“They’re all involved in it, and even if they’re not into sport, they’re happy to be making up songs about the team, all of that.
“A lot of them play with Abbeyside or Stradbally, so they’re into the games and go to the Waterford matches.
Roll on eastwards into Waterford City, and the sense of excitement is equally high in one of the most historic schools in Ireland, Mount Sion Primary School.
“Normally at this time of the year we’d be buzzing ahead of Christmas,” says principal Michael Walsh.
“We’d have concerts, carol services, Little Red Kettle would be doing their show — that’s all off the agenda, unfortunately.
“So this is a welcome substitute.
“We were one of the schools chosen for the ‘Fans in the Stands’ initiative, which has turned out to be great. We only had one day, but it created a great buzz in the school.
“The children worked in groups on them and in its own way it replaced the Christmas artwork they’d normally be doing around this time of the year.”
The school’s murals, by Saoirse Walsh, show hurlers in action and add to the overall effect, with the low winter sun picking out the detail.
The Mount Sion name is synonymous with hurling in Waterford, of course, both the school and GAA club.
“I’m a member of the club myself,” says Walsh. “Our club is unusual in that we don’t have a parish, we’re based purely on the school, but the bond with the club is as strong as ever.
“Austin Gleeson is in with us as often as we need him, coaching, giving displays and talks to the boys. Likewise Ken, Eoin, and Roy McGrath, Iggy O’Regan, Tony Browne and Stephen Roche.
“We have children from 44 different countries in the school, and a lot of them would have no connection with the GAA, but between the club and the build-up, it’s given them a link with the school — and the community as well. They become part of the culture then.”
Garranbane, half an hour back the road towards Dungarvan, have a strong link to the side taking the field on Sunday as well.
Conor Prunty, the man who’ll lead Waterford out, once occupied a desk in Garranbane himself, but the connections don’t end with him.
“Yes, Conor is a past pupil,” says Clare Byrne. “He played on the Cumann na mBunscoil team in 2009.
“But the brother of one our learning support teachers is on the panel, Patrick Curran is in subbing with us, so we have a good link to the team.
“Conor’s brother Robert isn’t long gone out of the school, and a lot of the kids would have known him, so the Pruntys would be well known in the school.”

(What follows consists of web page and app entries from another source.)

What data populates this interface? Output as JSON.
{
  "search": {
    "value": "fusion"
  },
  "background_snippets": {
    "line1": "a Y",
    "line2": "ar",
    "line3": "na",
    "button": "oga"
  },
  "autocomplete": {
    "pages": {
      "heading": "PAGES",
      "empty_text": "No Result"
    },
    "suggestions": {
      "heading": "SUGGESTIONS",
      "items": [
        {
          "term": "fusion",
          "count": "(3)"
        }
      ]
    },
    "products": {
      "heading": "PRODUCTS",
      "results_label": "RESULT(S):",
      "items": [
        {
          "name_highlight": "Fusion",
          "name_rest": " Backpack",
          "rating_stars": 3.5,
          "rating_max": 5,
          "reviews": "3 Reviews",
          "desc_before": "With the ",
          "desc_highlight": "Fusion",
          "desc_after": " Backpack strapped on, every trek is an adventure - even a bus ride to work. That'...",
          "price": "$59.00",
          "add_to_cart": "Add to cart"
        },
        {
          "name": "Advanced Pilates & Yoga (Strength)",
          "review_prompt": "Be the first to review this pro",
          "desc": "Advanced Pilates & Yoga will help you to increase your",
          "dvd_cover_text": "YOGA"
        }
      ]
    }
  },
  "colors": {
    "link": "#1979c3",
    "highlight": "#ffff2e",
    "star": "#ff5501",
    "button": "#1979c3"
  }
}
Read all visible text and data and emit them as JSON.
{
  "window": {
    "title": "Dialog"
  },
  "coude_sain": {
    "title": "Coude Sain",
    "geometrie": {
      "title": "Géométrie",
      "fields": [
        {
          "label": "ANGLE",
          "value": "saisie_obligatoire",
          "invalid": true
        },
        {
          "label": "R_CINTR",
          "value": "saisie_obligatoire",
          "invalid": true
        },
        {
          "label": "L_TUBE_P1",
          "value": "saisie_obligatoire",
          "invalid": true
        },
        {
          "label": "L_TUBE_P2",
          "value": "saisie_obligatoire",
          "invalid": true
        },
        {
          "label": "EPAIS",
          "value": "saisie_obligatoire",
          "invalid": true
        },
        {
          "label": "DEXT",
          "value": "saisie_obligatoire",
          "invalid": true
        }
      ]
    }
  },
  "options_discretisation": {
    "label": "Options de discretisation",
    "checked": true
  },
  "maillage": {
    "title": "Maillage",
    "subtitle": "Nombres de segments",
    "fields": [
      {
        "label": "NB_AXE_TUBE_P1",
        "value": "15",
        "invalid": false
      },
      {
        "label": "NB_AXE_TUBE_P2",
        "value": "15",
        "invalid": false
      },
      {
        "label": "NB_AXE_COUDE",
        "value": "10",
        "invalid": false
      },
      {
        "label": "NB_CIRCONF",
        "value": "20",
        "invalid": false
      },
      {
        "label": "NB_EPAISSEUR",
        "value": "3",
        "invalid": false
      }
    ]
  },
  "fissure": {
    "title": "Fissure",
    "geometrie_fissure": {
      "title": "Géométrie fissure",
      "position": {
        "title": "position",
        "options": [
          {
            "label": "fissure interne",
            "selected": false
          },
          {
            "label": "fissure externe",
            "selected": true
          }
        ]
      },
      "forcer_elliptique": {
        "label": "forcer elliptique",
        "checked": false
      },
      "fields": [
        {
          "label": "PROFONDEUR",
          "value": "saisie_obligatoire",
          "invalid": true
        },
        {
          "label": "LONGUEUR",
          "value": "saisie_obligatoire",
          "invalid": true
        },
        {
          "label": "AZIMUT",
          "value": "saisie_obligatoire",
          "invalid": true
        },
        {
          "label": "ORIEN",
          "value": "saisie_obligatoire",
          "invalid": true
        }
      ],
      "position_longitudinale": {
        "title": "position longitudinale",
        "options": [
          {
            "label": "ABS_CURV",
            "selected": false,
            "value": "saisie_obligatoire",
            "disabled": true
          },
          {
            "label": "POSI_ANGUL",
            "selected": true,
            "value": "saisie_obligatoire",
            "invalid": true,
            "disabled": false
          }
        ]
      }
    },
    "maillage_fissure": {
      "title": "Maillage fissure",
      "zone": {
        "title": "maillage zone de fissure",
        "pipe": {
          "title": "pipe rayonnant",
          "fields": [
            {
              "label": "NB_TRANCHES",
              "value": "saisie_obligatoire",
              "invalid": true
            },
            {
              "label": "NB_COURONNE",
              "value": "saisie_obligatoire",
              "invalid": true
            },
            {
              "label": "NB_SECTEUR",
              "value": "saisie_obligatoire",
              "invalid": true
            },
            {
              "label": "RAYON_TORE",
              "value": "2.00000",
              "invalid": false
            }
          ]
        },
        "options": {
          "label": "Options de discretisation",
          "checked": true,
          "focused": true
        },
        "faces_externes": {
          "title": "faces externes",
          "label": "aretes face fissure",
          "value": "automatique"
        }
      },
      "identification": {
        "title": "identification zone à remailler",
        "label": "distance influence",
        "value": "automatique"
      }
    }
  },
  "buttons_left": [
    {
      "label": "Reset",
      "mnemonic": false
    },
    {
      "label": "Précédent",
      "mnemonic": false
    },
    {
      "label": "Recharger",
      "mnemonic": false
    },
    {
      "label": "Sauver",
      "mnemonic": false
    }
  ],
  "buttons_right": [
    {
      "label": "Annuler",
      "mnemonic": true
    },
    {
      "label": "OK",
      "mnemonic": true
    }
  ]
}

There you have the closeness of the celebration: the child in fourth or fifth class who knows the brother of the man who plays full-back for the county.
True in Waterford. True in Limerick. True everywhere the GAA is played.